The base should also allow for a smooth transition from heel-strike to toe-off in order to help you run more efficiently.

The base of the shoe can also impact your running form. A wider and heavier base provides more stability, and a thinner and lighter base provides more flexibility and responsiveness.

Final Thoughts

I hope this shoe anatomy guide has given you a great understanding of the types of shoes you can find on the market and the variations between them.

Let’s recap the main components of a shoe.—

Lining

It’s not only the shoe type that makes running comfortable and easy to do but the technology integrated into the shoe design.

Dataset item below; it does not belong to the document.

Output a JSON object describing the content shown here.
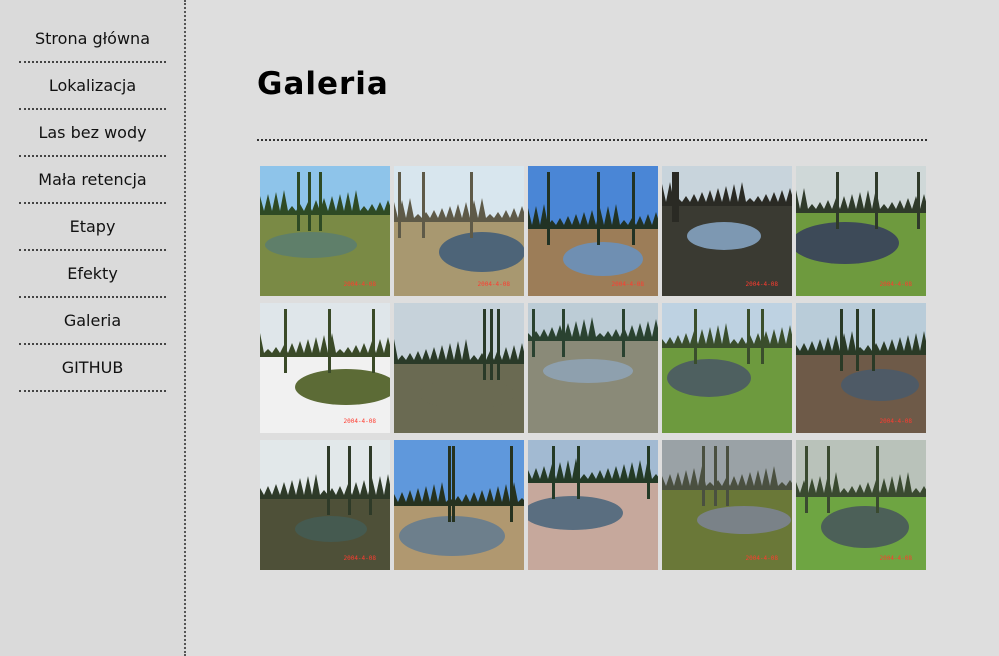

Substandard technology is the number one culprit in shoe fatigue, discomfort, and injury.

You could be paying a lot more for the shoes with fancy names on the side, but if they don’t include the technology your body needs, the extra cash isn’t worth it.

Fortunately for you, we have done the research for you, and we highlight the shoe applications that provide long-lasting comfort and prevent injuries.

Run with a great pair of running shoes from brands like Asics, Brooks, and Nike. They will help you maximize your performance, minimize the chance of injury, and enhance your comfort as you run.

When selecting a shoe, ensure that the shoe will fit your foot shape- its length, width, and volume.